■ **WHAT THIS TASK INVOLVES**
Exactly as written, set down each line of the data below except its pictures.

Segment Start: SOURCE MATERIAL

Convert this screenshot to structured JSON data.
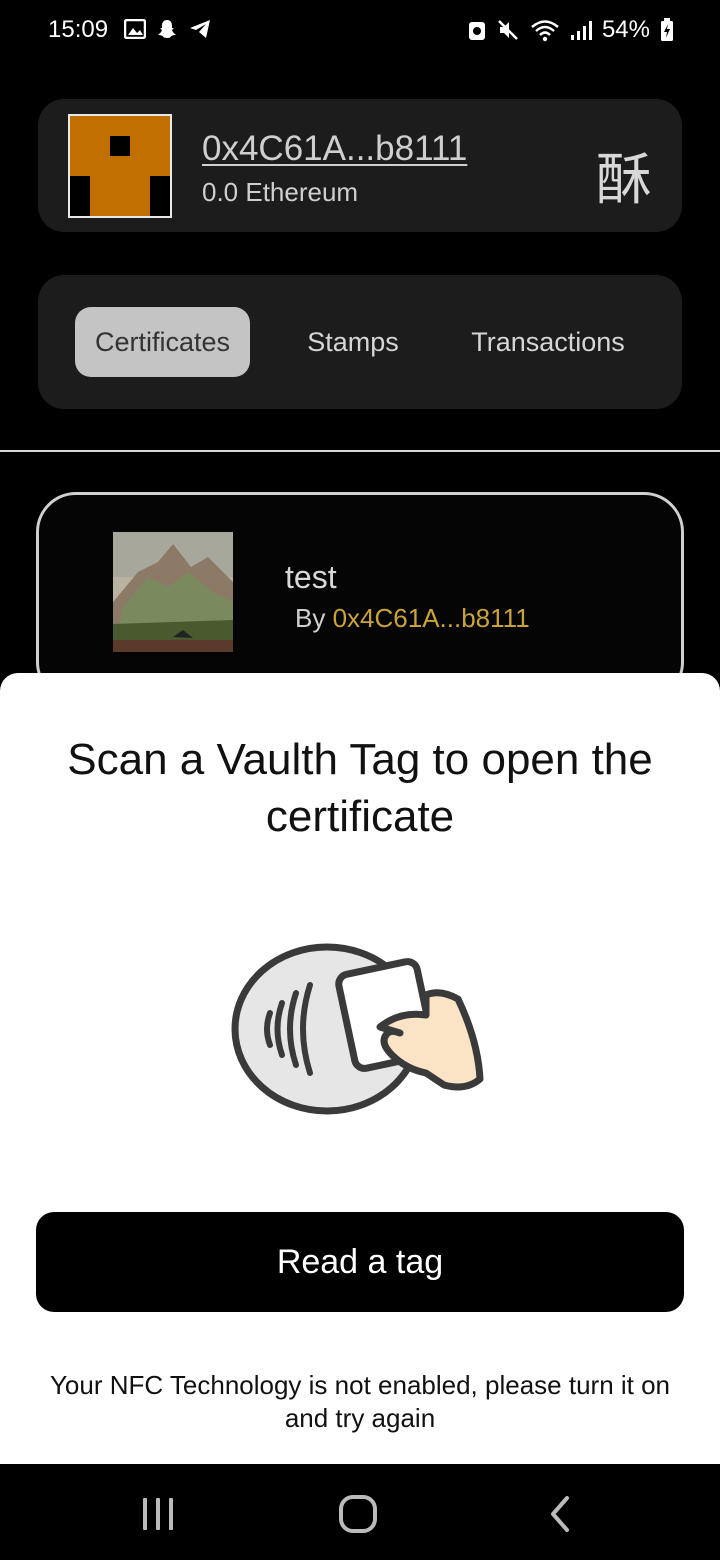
{
  "status_bar": {
    "time": "15:09",
    "battery": "54%",
    "left_icons": [
      "gallery-icon",
      "snapchat-icon",
      "telegram-icon"
    ],
    "right_icons": [
      "alarm-lock-icon",
      "mute-icon",
      "wifi-icon",
      "signal-icon",
      "battery-charging-icon"
    ]
  },
  "wallet": {
    "address": "0x4C61A...b8111",
    "balance": "0.0 Ethereum",
    "currency_glyph": "酥",
    "identicon_color": "#c07000"
  },
  "tabs": [
    {
      "label": "Certificates",
      "active": true
    },
    {
      "label": "Stamps",
      "active": false
    },
    {
      "label": "Transactions",
      "active": false
    }
  ],
  "certificate": {
    "title": "test",
    "by_prefix": "By",
    "by_address": "0x4C61A...b8111"
  },
  "sheet": {
    "title": "Scan a Vaulth Tag to open the certificate",
    "button_label": "Read a tag",
    "warning": "Your NFC Technology is not enabled, please turn it on and try again",
    "illustration": "nfc-tap-icon"
  },
  "nav": {
    "buttons": [
      "recent-apps-icon",
      "home-icon",
      "back-icon"
    ]
  },
  "colors": {
    "accent_gold": "#c9a23a",
    "card_bg": "#1c1c1c",
    "active_tab_bg": "#c4c4c4"
  }
}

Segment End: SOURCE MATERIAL

■ **EXERCISE OUTPUT**
Convert this screenshot to structured JSON data.
{
  "status_bar": {
    "time": "15:09",
    "battery": "54%",
    "left_icons": [
      "gallery-icon",
      "snapchat-icon",
      "telegram-icon"
    ],
    "right_icons": [
      "alarm-lock-icon",
      "mute-icon",
      "wifi-icon",
      "signal-icon",
      "battery-charging-icon"
    ]
  },
  "wallet": {
    "address": "0x4C61A...b8111",
    "balance": "0.0 Ethereum",
    "currency_glyph": "酥",
    "identicon_color": "#c07000"
  },
  "tabs": [
    {
      "label": "Certificates",
      "active": true
    },
    {
      "label": "Stamps",
      "active": false
    },
    {
      "label": "Transactions",
      "active": false
    }
  ],
  "certificate": {
    "title": "test",
    "by_prefix": "By",
    "by_address": "0x4C61A...b8111"
  },
  "sheet": {
    "title": "Scan a Vaulth Tag to open the certificate",
    "button_label": "Read a tag",
    "warning": "Your NFC Technology is not enabled, please turn it on and try again",
    "illustration": "nfc-tap-icon"
  },
  "nav": {
    "buttons": [
      "recent-apps-icon",
      "home-icon",
      "back-icon"
    ]
  },
  "colors": {
    "accent_gold": "#c9a23a",
    "card_bg": "#1c1c1c",
    "active_tab_bg": "#c4c4c4"
  }
}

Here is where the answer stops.